Monkeypox virus is the virus that causes the disease monkeypox in both humans and animals. It was first identified in 1958 as a pathogen of crab-eating macaque monkeys (Macaca fascicularis) being used as laboratory animals. The crab-eating macaque is often used for neurological experiments. Monkeypox virus is an Orthopoxvirus, a genus of the family Poxviridae that contains other viral species that target mammals. The virus is mainly found in tropical rainforest regions of central and West Africa.
The virus was first discovered in monkeys (hence the name) in 1958, and in humans in 1970. Between 1970 and 1986, over 400 cases in humans were reported. Small viral outbreaks with a death rate in the range of 10% and a secondary human to human infection rate of about the same amount occur routinely in equatorial Central and West Africa. The primary route of infection is thought to be contact with the infected animals or their bodily fluids.

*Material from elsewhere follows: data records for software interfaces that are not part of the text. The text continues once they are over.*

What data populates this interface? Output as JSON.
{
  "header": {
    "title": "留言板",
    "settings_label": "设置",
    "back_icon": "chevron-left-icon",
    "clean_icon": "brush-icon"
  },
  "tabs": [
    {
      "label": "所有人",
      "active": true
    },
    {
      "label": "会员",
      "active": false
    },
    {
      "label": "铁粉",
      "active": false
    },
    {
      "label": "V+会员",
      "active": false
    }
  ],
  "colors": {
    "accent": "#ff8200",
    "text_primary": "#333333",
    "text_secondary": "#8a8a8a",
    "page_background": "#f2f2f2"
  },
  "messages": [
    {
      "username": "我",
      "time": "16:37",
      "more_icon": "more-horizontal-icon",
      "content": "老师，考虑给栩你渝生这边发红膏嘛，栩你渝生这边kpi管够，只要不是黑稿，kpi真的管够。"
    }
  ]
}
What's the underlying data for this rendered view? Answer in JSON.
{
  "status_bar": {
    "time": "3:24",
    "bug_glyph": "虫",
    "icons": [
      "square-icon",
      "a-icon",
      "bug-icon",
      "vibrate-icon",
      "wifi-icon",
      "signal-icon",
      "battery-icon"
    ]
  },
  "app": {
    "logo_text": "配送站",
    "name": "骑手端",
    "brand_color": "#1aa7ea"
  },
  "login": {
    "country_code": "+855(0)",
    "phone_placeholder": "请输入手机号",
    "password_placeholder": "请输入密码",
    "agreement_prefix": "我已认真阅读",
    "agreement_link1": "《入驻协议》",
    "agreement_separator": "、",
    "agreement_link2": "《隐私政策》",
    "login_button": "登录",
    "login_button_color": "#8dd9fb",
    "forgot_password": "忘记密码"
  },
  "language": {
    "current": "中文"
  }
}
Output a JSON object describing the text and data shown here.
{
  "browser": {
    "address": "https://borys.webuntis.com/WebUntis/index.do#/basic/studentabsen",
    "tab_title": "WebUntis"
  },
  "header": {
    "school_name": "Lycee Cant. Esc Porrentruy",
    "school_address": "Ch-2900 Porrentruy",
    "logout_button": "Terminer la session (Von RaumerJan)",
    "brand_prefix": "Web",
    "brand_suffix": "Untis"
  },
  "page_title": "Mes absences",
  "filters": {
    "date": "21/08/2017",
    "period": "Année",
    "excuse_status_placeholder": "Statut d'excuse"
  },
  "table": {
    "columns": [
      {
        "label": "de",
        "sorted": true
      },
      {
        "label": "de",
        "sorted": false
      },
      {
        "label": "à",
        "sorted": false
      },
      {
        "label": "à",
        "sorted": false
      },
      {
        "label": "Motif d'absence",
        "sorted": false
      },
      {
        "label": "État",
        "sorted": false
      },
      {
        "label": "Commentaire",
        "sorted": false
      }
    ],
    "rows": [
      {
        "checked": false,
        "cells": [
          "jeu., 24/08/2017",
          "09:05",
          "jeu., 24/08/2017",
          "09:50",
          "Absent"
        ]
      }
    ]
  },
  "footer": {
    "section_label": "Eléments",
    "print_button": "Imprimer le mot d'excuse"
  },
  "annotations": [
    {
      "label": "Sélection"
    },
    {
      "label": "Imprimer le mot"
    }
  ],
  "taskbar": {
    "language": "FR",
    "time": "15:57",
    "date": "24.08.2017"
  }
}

The first reported outbreak in the United States occurred in 2003 in the midwestern states of Illinois, Indiana, and Wisconsin, with one occurrence in New Jersey. The outbreak was traced to pet prairie dogs infected from an imported African rodent. No deaths occurred.
The virus can spread both from animal to human and from human to human. Infection from animal to human can occur via an animal bite or by direct contact with an infected animal’s bodily fluids. The virus can spread from human to human through both their breath and through contact with an infected person’s bodily fluids. Animal to human transmission is more common. Following infection, the virus then incubates in the host for 10–14 days. Symptoms then start to show, including swelling of lymph nodes, muscle pain, headache, fever, with the possibility of a rash appearing.
- Meyer, H.; Mathilde Perrichot, Markus Stemmler, Petra Emmerich, Herbert Schmitz, Francis Varaine, Robert Shungu, Florimond Tshioko, and Pierre Formenty (2002). "Outbreaks of Disease Suspected of Being Due to Human Monkeypox Virus Infection in the Democratic Republic of Congo in 2001". Journal of Clinical Microbiology (American Society for Microbiology) 40 (8): 2919–2921. doi:10.1128/JCM.40.8.2919-2921.2002. PMC 120683. PMID 12149352. //www.ncbi.nlm.nih.gov/pmc/articles/PMC120683/. Retrieved 2008-03-22.